[Opening RECORDS SUPPLIED section]
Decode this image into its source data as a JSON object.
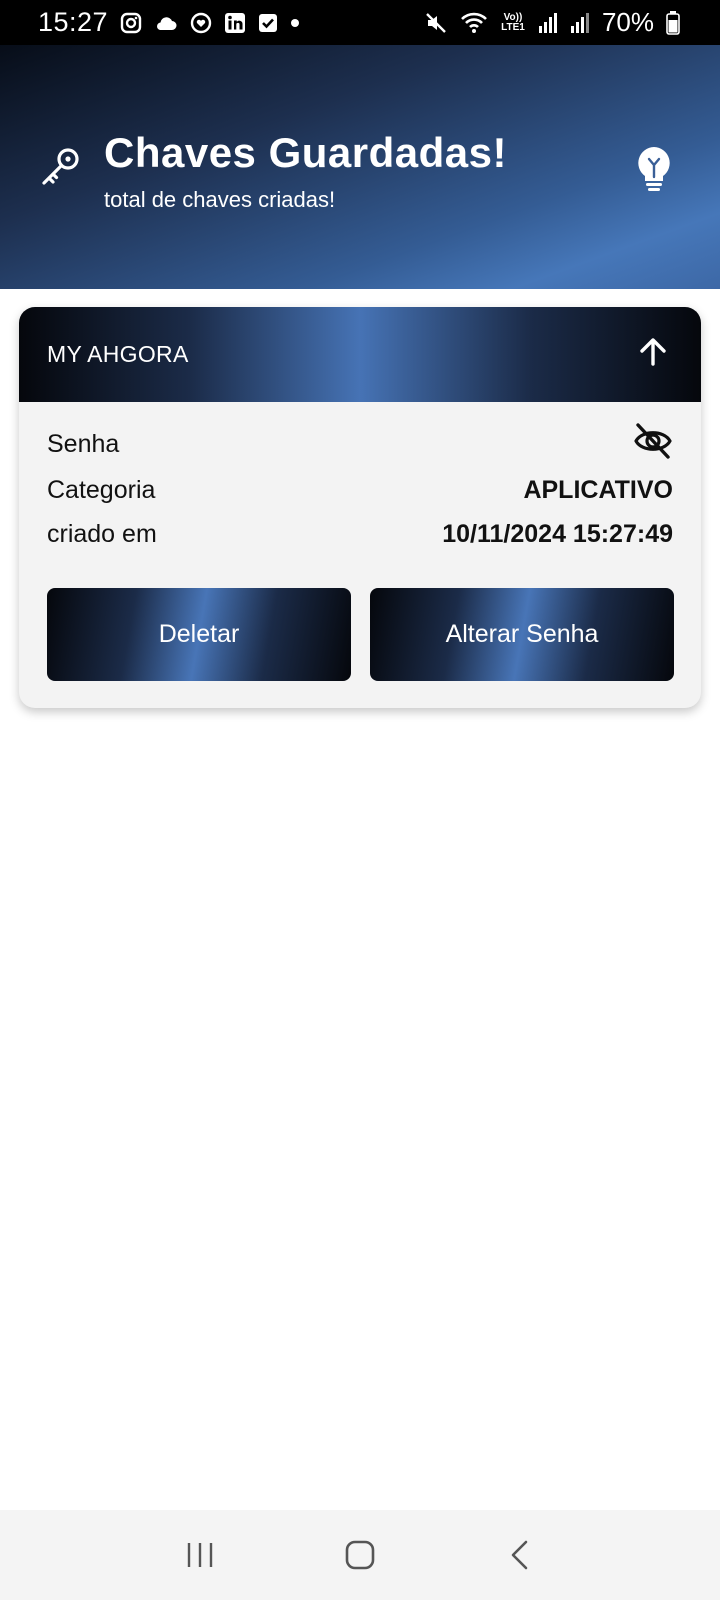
{
  "status_bar": {
    "time": "15:27",
    "battery": "70%",
    "icons_left": [
      "instagram-icon",
      "cloud-icon",
      "heart-circle-icon",
      "linkedin-icon",
      "checkbox-icon",
      "dot-icon"
    ],
    "icons_right": [
      "mute-icon",
      "wifi-icon",
      "volte-icon",
      "signal-icon",
      "signal-icon",
      "battery-icon"
    ],
    "volte_label": "Vo)) LTE1"
  },
  "header": {
    "title": "Chaves Guardadas!",
    "subtitle": "total de chaves criadas!",
    "left_icon": "key-icon",
    "right_icon": "lightbulb-icon"
  },
  "card": {
    "title": "MY AHGORA",
    "toggle_icon": "arrow-up-icon",
    "rows": [
      {
        "label": "Senha",
        "value": "",
        "icon": "eye-off-icon"
      },
      {
        "label": "Categoria",
        "value": "APLICATIVO"
      },
      {
        "label": "criado em",
        "value": "10/11/2024 15:27:49"
      }
    ],
    "buttons": {
      "delete": "Deletar",
      "change_password": "Alterar Senha"
    }
  },
  "nav_bar": {
    "items": [
      "recent-apps-icon",
      "home-icon",
      "back-icon"
    ]
  },
  "colors": {
    "status_bar_bg": "#000000",
    "header_gradient_dark": "#070d18",
    "header_gradient_light": "#4677b9",
    "card_bg": "#f3f3f3",
    "accent_blue": "#4673b5"
  }
}
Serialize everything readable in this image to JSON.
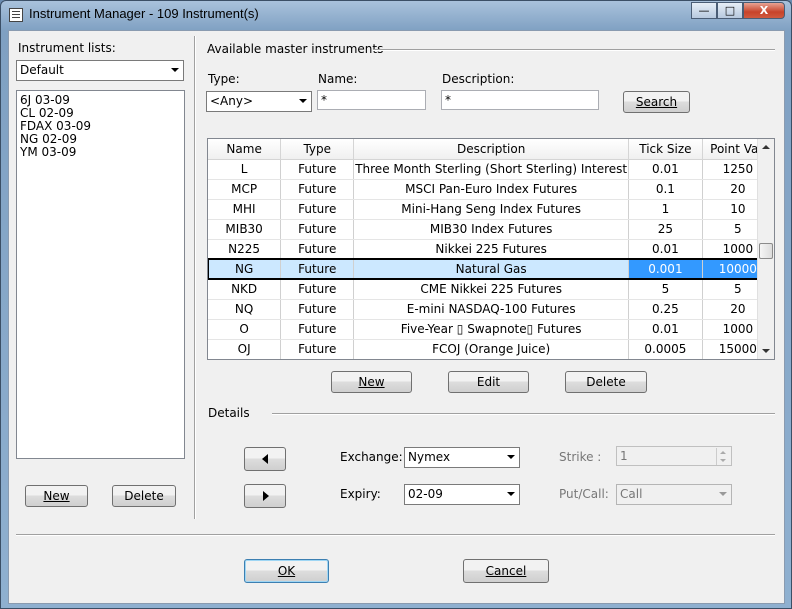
{
  "window": {
    "title": "Instrument Manager - 109 Instrument(s)",
    "min_glyph": "—",
    "max_glyph": "□",
    "close_glyph": "X"
  },
  "left": {
    "lists_label": "Instrument lists:",
    "list_selected": "Default",
    "items": [
      "6J 03-09",
      "CL 02-09",
      "FDAX 03-09",
      "NG 02-09",
      "YM 03-09"
    ],
    "new_label": "New",
    "delete_label": "Delete"
  },
  "master": {
    "group_label": "Available master instruments",
    "type_label": "Type:",
    "type_value": "<Any>",
    "name_label": "Name:",
    "name_value": "*",
    "desc_label": "Description:",
    "desc_value": "*",
    "search_label": "Search",
    "columns": [
      "Name",
      "Type",
      "Description",
      "Tick Size",
      "Point Val."
    ],
    "rows": [
      [
        "L",
        "Future",
        "Three Month Sterling (Short Sterling) Interest",
        "0.01",
        "1250"
      ],
      [
        "MCP",
        "Future",
        "MSCI Pan-Euro Index Futures",
        "0.1",
        "20"
      ],
      [
        "MHI",
        "Future",
        "Mini-Hang Seng Index Futures",
        "1",
        "10"
      ],
      [
        "MIB30",
        "Future",
        "MIB30 Index Futures",
        "25",
        "5"
      ],
      [
        "N225",
        "Future",
        "Nikkei 225 Futures",
        "0.01",
        "1000"
      ],
      [
        "NG",
        "Future",
        "Natural Gas",
        "0.001",
        "10000"
      ],
      [
        "NKD",
        "Future",
        "CME Nikkei 225 Futures",
        "5",
        "5"
      ],
      [
        "NQ",
        "Future",
        "E-mini NASDAQ-100 Futures",
        "0.25",
        "20"
      ],
      [
        "O",
        "Future",
        "Five-Year ▯ Swapnote▯ Futures",
        "0.01",
        "1000"
      ],
      [
        "OJ",
        "Future",
        "FCOJ (Orange Juice)",
        "0.0005",
        "15000"
      ]
    ],
    "selected_row": 5,
    "new_label": "New",
    "edit_label": "Edit",
    "delete_label": "Delete"
  },
  "details": {
    "group_label": "Details",
    "exchange_label": "Exchange:",
    "exchange_value": "Nymex",
    "expiry_label": "Expiry:",
    "expiry_value": "02-09",
    "strike_label": "Strike :",
    "strike_value": "1",
    "putcall_label": "Put/Call:",
    "putcall_value": "Call"
  },
  "footer": {
    "ok_label": "OK",
    "cancel_label": "Cancel"
  }
}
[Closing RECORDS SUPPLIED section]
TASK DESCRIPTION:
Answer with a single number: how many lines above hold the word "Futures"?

ANSWER:
7